- DATA:
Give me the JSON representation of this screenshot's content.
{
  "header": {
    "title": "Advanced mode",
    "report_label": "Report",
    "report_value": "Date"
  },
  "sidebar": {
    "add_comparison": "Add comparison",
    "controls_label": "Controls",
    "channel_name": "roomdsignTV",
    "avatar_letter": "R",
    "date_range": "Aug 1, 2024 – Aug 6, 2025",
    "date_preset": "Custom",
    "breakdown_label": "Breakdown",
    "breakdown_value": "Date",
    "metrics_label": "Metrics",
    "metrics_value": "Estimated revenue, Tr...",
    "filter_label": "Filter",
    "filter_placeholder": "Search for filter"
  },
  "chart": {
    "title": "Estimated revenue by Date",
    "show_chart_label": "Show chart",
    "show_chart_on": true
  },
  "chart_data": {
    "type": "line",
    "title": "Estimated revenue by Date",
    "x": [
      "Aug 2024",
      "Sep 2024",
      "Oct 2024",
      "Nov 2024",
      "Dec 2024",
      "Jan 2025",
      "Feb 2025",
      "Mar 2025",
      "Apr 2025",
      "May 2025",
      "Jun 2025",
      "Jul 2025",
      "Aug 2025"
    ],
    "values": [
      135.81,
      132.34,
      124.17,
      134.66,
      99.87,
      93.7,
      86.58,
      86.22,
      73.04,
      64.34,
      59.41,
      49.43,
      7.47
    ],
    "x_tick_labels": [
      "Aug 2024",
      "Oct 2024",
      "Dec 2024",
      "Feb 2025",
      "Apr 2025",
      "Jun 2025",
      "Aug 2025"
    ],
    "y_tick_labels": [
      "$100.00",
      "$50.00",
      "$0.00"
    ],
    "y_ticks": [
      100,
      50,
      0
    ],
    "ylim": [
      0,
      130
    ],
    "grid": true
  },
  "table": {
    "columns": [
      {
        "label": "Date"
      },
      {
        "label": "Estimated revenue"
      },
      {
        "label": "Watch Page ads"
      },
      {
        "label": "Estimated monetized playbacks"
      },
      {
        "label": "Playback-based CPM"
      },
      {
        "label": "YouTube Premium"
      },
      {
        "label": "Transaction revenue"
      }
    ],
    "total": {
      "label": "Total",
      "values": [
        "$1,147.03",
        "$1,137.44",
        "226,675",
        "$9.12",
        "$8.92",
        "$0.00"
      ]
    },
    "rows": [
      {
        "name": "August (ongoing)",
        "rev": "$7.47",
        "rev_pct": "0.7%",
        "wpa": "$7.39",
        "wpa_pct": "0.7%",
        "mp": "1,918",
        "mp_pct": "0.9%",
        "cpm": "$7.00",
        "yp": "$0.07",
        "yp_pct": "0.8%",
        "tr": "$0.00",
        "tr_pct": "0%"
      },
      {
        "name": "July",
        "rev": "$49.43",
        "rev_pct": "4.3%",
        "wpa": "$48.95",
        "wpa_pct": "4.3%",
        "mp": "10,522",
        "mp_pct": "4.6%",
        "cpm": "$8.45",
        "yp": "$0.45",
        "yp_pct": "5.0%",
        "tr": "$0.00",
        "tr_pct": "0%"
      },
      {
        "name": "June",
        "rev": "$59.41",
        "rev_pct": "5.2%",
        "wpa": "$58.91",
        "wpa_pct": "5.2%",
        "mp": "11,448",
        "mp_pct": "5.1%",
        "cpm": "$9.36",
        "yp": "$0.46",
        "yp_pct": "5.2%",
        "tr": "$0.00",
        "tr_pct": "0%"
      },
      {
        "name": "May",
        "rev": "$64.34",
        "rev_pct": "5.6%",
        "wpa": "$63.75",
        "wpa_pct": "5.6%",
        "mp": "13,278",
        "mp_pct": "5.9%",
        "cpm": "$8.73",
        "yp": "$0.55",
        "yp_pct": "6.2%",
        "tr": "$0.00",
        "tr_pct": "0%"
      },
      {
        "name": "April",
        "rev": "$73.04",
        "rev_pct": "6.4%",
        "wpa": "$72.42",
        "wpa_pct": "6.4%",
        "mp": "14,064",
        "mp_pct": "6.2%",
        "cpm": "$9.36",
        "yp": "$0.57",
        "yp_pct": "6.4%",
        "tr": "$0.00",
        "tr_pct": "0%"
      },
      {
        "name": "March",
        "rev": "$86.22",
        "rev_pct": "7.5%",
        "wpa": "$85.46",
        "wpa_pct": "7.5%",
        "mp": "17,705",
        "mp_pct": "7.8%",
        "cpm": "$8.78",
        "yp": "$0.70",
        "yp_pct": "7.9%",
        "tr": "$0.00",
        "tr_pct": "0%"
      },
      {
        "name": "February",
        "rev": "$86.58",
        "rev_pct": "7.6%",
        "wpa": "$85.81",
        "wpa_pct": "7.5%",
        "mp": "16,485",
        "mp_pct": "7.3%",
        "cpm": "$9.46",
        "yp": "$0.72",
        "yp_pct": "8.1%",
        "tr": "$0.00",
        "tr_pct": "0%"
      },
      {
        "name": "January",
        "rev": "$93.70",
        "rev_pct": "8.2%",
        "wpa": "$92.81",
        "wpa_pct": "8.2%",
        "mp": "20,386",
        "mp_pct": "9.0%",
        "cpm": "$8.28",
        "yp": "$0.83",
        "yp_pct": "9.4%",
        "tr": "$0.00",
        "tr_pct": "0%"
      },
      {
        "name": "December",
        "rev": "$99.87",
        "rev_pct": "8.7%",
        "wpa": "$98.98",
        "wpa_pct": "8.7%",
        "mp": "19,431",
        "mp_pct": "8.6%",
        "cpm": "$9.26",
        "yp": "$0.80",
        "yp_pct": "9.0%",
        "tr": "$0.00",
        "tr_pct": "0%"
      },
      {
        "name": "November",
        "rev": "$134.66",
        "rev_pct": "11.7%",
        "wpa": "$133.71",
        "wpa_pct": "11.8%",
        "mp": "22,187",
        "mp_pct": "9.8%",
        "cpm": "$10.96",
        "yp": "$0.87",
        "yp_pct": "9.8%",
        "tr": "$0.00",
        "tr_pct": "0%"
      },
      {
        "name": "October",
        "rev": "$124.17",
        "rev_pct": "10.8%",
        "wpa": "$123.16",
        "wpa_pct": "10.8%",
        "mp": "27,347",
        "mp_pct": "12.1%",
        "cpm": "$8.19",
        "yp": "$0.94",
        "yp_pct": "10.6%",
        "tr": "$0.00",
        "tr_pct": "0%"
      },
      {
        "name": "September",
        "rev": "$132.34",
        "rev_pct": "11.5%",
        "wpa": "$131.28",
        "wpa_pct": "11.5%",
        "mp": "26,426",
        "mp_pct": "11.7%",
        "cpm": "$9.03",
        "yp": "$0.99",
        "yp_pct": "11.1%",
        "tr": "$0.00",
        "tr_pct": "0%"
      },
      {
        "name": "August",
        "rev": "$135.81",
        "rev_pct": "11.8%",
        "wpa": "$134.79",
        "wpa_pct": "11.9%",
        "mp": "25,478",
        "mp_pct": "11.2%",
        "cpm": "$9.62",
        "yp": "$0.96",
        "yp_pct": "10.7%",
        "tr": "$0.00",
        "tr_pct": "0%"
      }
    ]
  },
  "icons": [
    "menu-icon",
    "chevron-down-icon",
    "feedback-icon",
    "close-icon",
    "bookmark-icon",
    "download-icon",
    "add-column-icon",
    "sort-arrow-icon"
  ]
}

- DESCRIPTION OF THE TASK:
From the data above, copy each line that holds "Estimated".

- SOLVED EXERCISE:
    "metrics_value": "Estimated revenue, Tr...",
    "title": "Estimated revenue by Date",
    "title": "Estimated revenue by Date",
        "label": "Estimated revenue"
        "label": "Estimated monetized playbacks"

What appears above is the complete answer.